Web page and app entries:
────────────────
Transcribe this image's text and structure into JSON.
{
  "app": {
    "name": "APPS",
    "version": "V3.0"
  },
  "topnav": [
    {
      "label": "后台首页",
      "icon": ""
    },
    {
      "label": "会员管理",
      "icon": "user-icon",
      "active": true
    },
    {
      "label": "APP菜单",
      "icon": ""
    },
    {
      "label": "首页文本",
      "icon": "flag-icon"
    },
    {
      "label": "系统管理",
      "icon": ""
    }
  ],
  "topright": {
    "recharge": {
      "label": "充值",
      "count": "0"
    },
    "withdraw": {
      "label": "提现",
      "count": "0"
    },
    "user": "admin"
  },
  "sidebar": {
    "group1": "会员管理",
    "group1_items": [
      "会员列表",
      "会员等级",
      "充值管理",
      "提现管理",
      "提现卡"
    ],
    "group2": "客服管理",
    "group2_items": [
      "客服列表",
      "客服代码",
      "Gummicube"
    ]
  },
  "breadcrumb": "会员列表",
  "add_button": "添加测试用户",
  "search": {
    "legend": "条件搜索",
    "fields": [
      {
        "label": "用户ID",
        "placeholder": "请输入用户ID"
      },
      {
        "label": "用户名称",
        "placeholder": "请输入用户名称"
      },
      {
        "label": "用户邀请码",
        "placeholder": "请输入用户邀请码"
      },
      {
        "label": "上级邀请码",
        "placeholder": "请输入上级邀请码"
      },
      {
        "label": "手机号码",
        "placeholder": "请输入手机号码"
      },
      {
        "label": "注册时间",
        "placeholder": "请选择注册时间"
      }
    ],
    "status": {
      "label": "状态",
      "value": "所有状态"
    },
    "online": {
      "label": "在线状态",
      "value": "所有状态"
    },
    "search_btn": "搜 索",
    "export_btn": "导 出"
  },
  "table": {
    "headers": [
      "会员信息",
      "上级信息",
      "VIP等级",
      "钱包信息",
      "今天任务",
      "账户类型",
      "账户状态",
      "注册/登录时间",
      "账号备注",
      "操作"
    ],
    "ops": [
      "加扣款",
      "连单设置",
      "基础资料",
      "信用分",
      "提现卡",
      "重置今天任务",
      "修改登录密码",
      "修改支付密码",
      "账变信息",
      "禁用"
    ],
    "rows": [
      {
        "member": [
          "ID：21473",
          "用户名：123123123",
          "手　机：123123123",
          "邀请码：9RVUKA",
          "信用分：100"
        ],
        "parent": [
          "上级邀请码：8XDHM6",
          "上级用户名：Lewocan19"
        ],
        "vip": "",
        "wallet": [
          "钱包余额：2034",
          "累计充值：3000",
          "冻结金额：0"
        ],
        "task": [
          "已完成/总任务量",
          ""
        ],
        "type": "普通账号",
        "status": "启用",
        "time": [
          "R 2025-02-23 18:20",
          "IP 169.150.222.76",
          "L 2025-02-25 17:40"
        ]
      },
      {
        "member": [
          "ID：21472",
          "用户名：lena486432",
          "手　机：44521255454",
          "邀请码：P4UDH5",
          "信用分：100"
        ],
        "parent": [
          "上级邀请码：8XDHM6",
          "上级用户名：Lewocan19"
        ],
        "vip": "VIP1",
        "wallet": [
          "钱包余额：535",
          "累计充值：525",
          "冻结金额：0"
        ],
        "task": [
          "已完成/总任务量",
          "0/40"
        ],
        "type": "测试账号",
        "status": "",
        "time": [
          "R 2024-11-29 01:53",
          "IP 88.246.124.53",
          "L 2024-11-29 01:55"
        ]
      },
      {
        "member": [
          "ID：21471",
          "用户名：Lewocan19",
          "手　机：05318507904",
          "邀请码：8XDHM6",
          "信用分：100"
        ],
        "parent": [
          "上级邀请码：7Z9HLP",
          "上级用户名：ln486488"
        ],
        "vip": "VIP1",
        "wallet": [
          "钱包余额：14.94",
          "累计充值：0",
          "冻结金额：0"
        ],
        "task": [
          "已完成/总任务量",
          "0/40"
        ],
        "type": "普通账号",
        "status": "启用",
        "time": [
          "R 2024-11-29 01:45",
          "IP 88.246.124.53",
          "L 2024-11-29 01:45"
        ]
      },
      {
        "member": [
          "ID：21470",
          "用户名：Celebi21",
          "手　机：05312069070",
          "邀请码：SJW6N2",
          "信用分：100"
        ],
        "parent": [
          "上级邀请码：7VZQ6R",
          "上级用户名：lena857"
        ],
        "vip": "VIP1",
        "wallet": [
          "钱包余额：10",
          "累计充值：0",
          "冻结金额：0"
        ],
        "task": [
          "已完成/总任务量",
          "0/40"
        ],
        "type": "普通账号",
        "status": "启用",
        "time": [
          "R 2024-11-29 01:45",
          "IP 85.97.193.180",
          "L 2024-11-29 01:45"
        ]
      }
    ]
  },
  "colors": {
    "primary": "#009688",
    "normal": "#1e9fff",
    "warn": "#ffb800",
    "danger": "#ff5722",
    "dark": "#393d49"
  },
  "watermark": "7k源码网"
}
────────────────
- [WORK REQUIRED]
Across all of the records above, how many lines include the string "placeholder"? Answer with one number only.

- [WRITTEN RESPONSE]
6